Ayers added that the number of skin cancer cases has risen over the past few decades.
"Ultraviolet [UV] radiation is thought to be the major risk factor for most skin cancers," said the educator. "Sunlight is the main source of ultraviolet rays, although you can get UV radiation from tanning beds."
Ayers said the U.S. Environmental Protection Agency, together with the National Weather Service, has developed a UV index which measures the amount of UV radiation that reaches the earth's surface during an hour, around 12 noon each day. She said the hospital is seeking to educate children and adults with its sun-safety message.
"Being sun smart is an important part of having a fun, safe, healthy summer," said Ayers. "The American Cancer Society (ACS) offers the catch phrase 'Slip! Slop! Slap!... and Wrap,' to help you remember to protect your skin from UV rays."
The ACS slogan, she said, reminds people to "slip on a shirt, slop on sunscreen, slap on a hat, and wrap on sunglasses," to protect oneself from the effects of sun exposure.
Ayers added that people should wear sunscreen and a hat when in the sun, and should avoid direct sun exposure between 10 a.m., and 4 p.m., to reduce the risk of skin cancer.
"You can use the 'Shadow Test,' to help avoid direct sun exposure," Ayers said. "If your shadow is shorter than you, the sun's rays are at their strongest."
She said sunscreen with a Sun Protective Factor (SPF) of 30 or higher, applied often and correctly, is most effective against the effects of sun exposure.

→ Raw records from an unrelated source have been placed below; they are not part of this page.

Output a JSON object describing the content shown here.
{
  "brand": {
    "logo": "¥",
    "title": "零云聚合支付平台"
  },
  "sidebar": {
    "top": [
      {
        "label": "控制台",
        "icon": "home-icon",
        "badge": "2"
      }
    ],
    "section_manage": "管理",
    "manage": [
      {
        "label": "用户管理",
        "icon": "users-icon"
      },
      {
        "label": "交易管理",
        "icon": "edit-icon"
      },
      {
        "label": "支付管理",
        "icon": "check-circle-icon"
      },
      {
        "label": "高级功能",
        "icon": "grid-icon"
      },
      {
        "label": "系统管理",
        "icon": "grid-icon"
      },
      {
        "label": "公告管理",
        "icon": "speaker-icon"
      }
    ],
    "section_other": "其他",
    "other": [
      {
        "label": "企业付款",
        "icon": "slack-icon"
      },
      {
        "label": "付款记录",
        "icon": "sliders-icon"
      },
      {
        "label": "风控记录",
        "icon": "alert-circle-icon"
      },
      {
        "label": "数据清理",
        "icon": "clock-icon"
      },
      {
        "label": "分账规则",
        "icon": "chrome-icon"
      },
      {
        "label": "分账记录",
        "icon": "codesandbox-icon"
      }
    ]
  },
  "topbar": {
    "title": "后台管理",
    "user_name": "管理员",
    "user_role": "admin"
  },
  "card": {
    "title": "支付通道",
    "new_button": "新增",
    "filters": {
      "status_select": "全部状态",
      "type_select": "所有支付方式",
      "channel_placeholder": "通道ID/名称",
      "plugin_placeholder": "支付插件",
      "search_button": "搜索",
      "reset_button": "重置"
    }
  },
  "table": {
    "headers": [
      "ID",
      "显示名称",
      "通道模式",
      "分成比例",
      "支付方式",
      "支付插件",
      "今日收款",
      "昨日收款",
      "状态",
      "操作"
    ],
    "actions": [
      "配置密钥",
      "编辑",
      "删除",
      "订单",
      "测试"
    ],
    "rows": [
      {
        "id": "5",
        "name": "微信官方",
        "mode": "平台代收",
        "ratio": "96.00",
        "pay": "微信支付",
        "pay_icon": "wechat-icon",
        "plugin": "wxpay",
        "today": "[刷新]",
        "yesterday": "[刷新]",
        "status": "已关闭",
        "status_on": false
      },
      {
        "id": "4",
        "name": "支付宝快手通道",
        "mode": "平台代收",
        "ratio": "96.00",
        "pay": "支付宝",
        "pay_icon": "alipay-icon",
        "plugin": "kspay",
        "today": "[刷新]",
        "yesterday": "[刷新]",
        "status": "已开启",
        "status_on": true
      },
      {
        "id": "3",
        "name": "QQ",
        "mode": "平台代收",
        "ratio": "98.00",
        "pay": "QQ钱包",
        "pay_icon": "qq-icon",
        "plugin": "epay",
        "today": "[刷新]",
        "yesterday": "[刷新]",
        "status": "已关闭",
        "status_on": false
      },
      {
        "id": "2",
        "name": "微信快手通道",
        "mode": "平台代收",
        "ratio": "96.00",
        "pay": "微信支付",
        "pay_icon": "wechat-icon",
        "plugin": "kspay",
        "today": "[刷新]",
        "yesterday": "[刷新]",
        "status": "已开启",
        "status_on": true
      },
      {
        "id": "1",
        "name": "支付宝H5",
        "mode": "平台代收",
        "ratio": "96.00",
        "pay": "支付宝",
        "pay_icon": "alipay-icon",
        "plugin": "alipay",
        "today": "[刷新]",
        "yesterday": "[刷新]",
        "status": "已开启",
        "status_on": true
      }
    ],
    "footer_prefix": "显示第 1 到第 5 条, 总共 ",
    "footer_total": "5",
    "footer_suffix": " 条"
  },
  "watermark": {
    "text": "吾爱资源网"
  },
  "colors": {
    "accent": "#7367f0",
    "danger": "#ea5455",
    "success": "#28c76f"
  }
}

"Sunscreen should be applied at least 30 minutes before going outside," Ayers said. "To ensure full protection, apply one ounce of sunscreen during each application. Sunscreen should be applied every two hours or immediately after swimming, toweling off, or sweating. Children under the age of six months should not be exposed to the sun.
"Waterproof is better than water-resistant sunscreen," Ayers continued.
Too much sun exposure could accelerate the signs of aging, and could lead to a cancer diagnosis, said Michelle Nunnally, public relations specialist for HMC.
"According to the Centers for Disease Control and Prevention (CDC), the two most common types of skin cancer are highly curable," Nunnally said. "However, melanoma, the third most common skin cancer, is more dangerous, especially among young people. About 65 percent, to 90 percent of melanomas are caused by exposure to ultraviolet light or sunlight. Research shows that most skin cancers can be prevented if you protect your skin from UV light."
For more information about sun safety or the facts about skin cancer, call HMC's Community Education Department, at (678) 604-1040, or visit www.epa.gov.